* Work required
Determine the number of lines in the data that contain "this". Answer with that number only.

* Dataset entries
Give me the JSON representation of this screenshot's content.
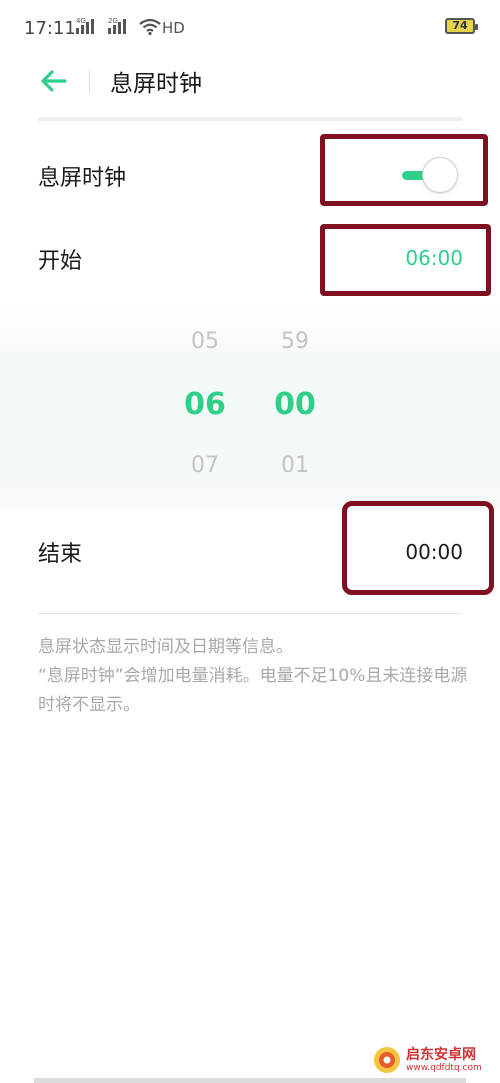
{
  "status_bar": {
    "time": "17:11",
    "signal_1_label": "4G",
    "signal_2_label": "2G",
    "hd_label": "HD",
    "battery": "74"
  },
  "header": {
    "back_icon": "arrow-left-icon",
    "title": "息屏时钟"
  },
  "settings": {
    "aod_label": "息屏时钟",
    "aod_enabled": true,
    "start_label": "开始",
    "start_value": "06:00",
    "end_label": "结束",
    "end_value": "00:00"
  },
  "time_picker": {
    "hour_prev": "05",
    "hour_selected": "06",
    "hour_next": "07",
    "minute_prev": "59",
    "minute_selected": "00",
    "minute_next": "01"
  },
  "notes": {
    "line1": "息屏状态显示时间及日期等信息。",
    "line2": "“息屏时钟”会增加电量消耗。电量不足10%且未连接电源时将不显示。"
  },
  "watermark": {
    "title": "启东安卓网",
    "url": "www.qdfdtq.com"
  },
  "colors": {
    "accent": "#2fcf8a",
    "highlight_box": "#7f1022"
  }
}
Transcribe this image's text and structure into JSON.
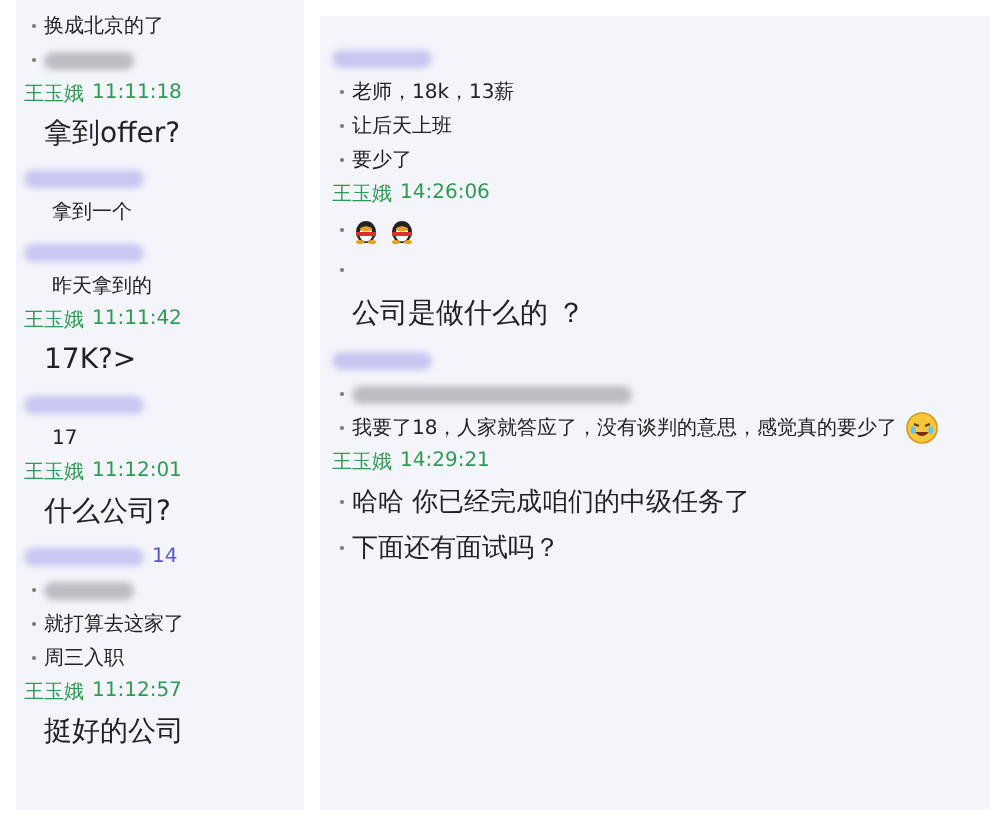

* Completed task
2